I see a lot of organizations in their track shorts and tees limbering up for SOA adoption. They pump their knees high, shake out their arms and hands, huff a time or two, take a deep breath and sprint toward the sand pit to make a long jump into the IT record-books. Unfortunately, they often haven't taken a good look at the sand pit. The SOA sand pit is a canyon - a big canyon. Onward at breakneck speed, they run. With a mighty grunt, they leap. With dawning realization, they holler as they fall out-of-sight, "Oh! OOOOH! CRAAaaaaaaa <splat>!" Another greasy spot on the rocks below.
If you survey the canyon with binoculars and an experienced guide, you will find out that there are several paths down into the canyon and back up the other side. These paths bring you up on the north rim at different points. But, they all have this in common: first you work your way down, then you cross the river, then you work your way up.
There are three stages of maturity in SOA.
Adoption starts with service-oriented (re)integration (SOI) of existing systems. At this stage, we learn to identify and package Web Services. We learn the difference between data-oriented, function-oriented and process-oriented services. We build services to wrap legacy systems in order to protect our IT investment and to standardize and to stabilize interfaces so that we can build future systems on a firmer foundation. We identify systems-of-record and build data integrity mechanisms to synchronize automatically the three or four extant (and inconsistent) copies of our data. We explore how to deploy Web Services into real networks, learning that service port/endpoints and service implementations are not always in the same place in the network and learning that UDDI is too bloated and WS-Inspection is too stripped down for real use.
The next step is the enterprise service bus (ESB). At this stage, we realize that point-to-point connections in a service-oriented architecture lead to an unmanageable, unsecurable rat's nest of services and consumers. We realize that asynchronous, reliable messaging has some major attractions - if it can be configured into an efficient, distributed network. We come to understand that having a single security enforcement point at the bus is worth its weight in gold if we are serious about security. And, we learn the real value of a service directory: static load-balancing, fail-over, release environment management and notification event management.
Ultimately, we climb upwards toward business process management (BPM). We come to understand that applications and services are but cogs in the machinery of business processes. Business processes are the mechanisms that realize business value. Eventually, we realize that the capitalization of IT projects, the management of IT project and system portfolios and the optimization of enterprises in the age of ultra-competitive markets fundamentally depend on making the business visible and flexible in a way it has never been before.

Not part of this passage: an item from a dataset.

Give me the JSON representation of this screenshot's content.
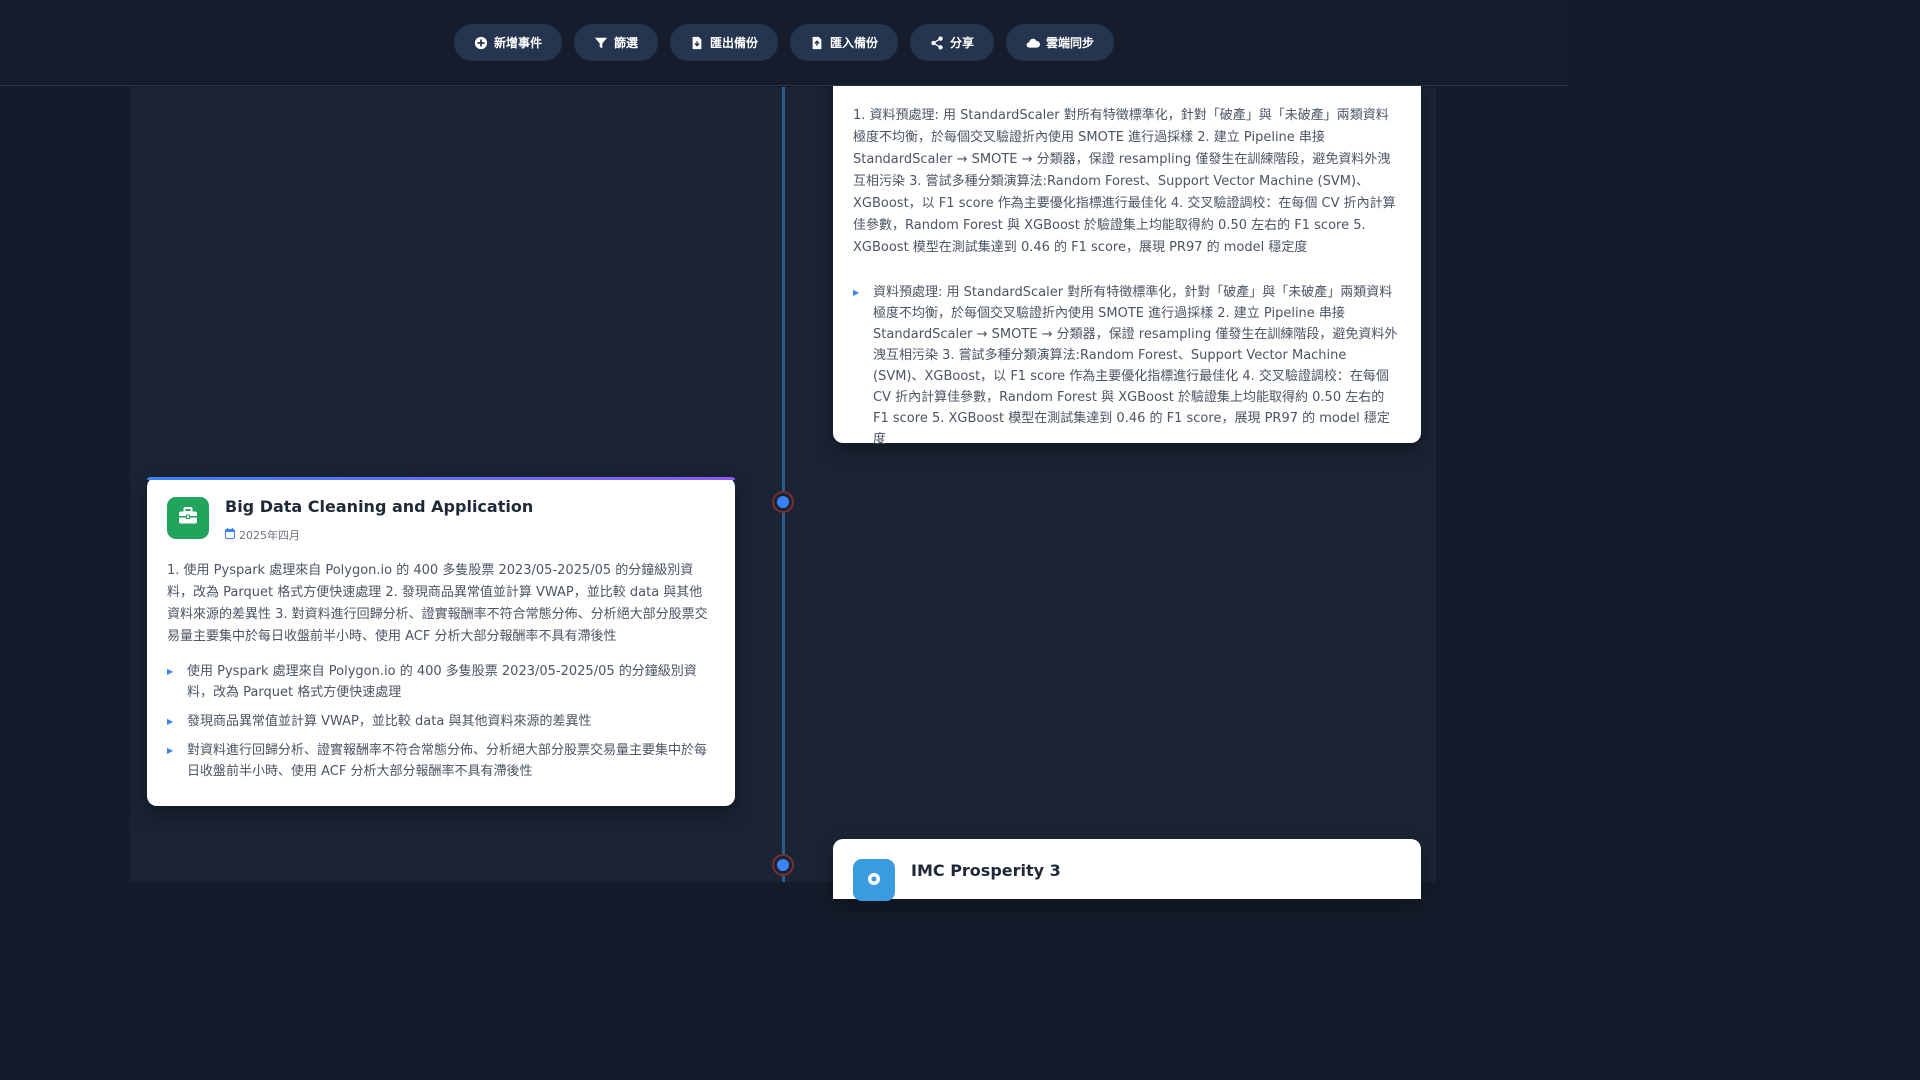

As we work our way down into the canyon, we don't know what dangers we will encounter. Crossing the river will take a great effort and much care. Climbing up the other side, those canyon walls do surely look endlessly high. We may have to try a couple of different routes before we find the one that is best for us. Our goals will change during each stage of the journey. So will our strategies, plans, and schedules. Count on it.

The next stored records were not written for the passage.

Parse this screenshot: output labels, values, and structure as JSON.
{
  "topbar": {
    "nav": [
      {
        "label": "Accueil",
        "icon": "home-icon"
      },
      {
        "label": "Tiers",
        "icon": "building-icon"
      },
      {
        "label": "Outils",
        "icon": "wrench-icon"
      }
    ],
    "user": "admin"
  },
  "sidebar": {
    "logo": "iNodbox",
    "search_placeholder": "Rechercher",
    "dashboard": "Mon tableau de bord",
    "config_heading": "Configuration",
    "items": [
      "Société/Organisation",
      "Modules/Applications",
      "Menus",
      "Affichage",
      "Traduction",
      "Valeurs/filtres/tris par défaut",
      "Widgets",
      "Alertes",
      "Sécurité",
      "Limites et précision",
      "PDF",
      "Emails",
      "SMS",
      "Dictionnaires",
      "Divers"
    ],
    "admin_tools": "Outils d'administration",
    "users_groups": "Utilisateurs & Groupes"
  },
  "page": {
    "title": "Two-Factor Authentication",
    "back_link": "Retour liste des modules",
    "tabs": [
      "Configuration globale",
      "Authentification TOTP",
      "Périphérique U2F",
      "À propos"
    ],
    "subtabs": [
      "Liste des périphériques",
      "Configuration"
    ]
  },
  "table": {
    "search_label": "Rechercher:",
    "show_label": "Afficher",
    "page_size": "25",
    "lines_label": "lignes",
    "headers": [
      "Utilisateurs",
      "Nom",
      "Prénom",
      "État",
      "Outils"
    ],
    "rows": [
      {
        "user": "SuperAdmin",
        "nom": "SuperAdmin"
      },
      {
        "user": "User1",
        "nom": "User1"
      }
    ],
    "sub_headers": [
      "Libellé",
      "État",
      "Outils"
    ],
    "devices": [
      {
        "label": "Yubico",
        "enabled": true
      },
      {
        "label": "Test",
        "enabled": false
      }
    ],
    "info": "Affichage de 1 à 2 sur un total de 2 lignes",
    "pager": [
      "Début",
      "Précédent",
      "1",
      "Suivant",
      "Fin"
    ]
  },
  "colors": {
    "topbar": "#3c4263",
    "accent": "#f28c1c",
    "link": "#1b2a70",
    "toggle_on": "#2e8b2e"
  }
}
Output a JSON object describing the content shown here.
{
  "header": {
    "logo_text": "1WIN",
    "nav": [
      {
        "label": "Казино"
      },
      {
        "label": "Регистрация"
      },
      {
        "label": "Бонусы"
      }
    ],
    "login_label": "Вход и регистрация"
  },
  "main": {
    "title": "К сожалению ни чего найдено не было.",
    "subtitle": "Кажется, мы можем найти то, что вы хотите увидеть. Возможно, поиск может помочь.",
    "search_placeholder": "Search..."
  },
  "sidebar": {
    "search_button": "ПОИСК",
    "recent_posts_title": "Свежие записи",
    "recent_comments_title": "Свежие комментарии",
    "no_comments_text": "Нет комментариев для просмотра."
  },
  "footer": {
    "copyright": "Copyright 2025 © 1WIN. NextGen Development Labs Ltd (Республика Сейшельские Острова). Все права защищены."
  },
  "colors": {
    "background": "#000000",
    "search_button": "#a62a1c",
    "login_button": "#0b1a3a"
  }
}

Is it worth all of the effort? Is the North rim really that much nicer than the South rim? Well. There isn't much water around here and the vegetation is a